Entries taken from a collection:
____________

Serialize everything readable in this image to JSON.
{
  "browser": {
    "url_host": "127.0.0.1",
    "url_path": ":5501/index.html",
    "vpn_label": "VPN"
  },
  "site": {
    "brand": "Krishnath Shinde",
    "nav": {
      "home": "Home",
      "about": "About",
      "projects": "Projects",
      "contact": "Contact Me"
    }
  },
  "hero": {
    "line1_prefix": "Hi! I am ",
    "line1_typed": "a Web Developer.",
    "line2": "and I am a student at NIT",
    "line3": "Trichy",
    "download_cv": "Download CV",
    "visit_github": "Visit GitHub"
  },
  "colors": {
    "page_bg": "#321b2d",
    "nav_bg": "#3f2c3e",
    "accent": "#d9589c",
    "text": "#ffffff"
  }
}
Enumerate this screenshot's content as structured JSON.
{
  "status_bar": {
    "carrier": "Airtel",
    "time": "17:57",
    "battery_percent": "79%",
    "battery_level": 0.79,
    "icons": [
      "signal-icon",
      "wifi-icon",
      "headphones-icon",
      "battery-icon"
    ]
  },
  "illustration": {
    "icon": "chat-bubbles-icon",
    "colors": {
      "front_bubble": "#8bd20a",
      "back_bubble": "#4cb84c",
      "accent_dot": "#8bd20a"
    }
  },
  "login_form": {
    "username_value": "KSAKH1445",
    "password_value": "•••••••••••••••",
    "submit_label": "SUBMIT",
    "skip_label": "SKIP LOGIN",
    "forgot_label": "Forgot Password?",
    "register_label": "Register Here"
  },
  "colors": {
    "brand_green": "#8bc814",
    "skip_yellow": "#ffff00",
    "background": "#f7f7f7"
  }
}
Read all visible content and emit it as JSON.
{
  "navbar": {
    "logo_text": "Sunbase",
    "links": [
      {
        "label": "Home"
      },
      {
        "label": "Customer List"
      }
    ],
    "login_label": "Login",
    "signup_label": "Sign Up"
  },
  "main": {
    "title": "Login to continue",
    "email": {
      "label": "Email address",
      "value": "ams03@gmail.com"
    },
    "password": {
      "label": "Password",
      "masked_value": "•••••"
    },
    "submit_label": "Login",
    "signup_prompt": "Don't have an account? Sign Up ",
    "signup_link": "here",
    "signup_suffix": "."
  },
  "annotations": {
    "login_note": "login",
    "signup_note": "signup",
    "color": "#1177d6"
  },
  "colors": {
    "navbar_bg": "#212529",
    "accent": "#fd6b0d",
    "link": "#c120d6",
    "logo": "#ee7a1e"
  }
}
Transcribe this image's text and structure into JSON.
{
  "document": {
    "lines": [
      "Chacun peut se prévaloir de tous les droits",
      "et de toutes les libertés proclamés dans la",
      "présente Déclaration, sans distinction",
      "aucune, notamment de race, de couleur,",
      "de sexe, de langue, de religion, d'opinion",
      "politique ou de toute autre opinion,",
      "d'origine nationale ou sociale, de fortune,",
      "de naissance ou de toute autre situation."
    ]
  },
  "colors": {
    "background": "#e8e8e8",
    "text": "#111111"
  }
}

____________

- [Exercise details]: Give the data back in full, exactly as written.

- [Expected answer]:
Serialize everything readable in this image to JSON.
{
  "browser": {
    "url_host": "127.0.0.1",
    "url_path": ":5501/index.html",
    "vpn_label": "VPN"
  },
  "site": {
    "brand": "Krishnath Shinde",
    "nav": {
      "home": "Home",
      "about": "About",
      "projects": "Projects",
      "contact": "Contact Me"
    }
  },
  "hero": {
    "line1_prefix": "Hi! I am ",
    "line1_typed": "a Web Developer.",
    "line2": "and I am a student at NIT",
    "line3": "Trichy",
    "download_cv": "Download CV",
    "visit_github": "Visit GitHub"
  },
  "colors": {
    "page_bg": "#321b2d",
    "nav_bg": "#3f2c3e",
    "accent": "#d9589c",
    "text": "#ffffff"
  }
}
Enumerate this screenshot's content as structured JSON.
{
  "status_bar": {
    "carrier": "Airtel",
    "time": "17:57",
    "battery_percent": "79%",
    "battery_level": 0.79,
    "icons": [
      "signal-icon",
      "wifi-icon",
      "headphones-icon",
      "battery-icon"
    ]
  },
  "illustration": {
    "icon": "chat-bubbles-icon",
    "colors": {
      "front_bubble": "#8bd20a",
      "back_bubble": "#4cb84c",
      "accent_dot": "#8bd20a"
    }
  },
  "login_form": {
    "username_value": "KSAKH1445",
    "password_value": "•••••••••••••••",
    "submit_label": "SUBMIT",
    "skip_label": "SKIP LOGIN",
    "forgot_label": "Forgot Password?",
    "register_label": "Register Here"
  },
  "colors": {
    "brand_green": "#8bc814",
    "skip_yellow": "#ffff00",
    "background": "#f7f7f7"
  }
}
Read all visible content and emit it as JSON.
{
  "navbar": {
    "logo_text": "Sunbase",
    "links": [
      {
        "label": "Home"
      },
      {
        "label": "Customer List"
      }
    ],
    "login_label": "Login",
    "signup_label": "Sign Up"
  },
  "main": {
    "title": "Login to continue",
    "email": {
      "label": "Email address",
      "value": "ams03@gmail.com"
    },
    "password": {
      "label": "Password",
      "masked_value": "•••••"
    },
    "submit_label": "Login",
    "signup_prompt": "Don't have an account? Sign Up ",
    "signup_link": "here",
    "signup_suffix": "."
  },
  "annotations": {
    "login_note": "login",
    "signup_note": "signup",
    "color": "#1177d6"
  },
  "colors": {
    "navbar_bg": "#212529",
    "accent": "#fd6b0d",
    "link": "#c120d6",
    "logo": "#ee7a1e"
  }
}
Transcribe this image's text and structure into JSON.
{
  "document": {
    "lines": [
      "Chacun peut se prévaloir de tous les droits",
      "et de toutes les libertés proclamés dans la",
      "présente Déclaration, sans distinction",
      "aucune, notamment de race, de couleur,",
      "de sexe, de langue, de religion, d'opinion",
      "politique ou de toute autre opinion,",
      "d'origine nationale ou sociale, de fortune,",
      "de naissance ou de toute autre situation."
    ]
  },
  "colors": {
    "background": "#e8e8e8",
    "text": "#111111"
  }
}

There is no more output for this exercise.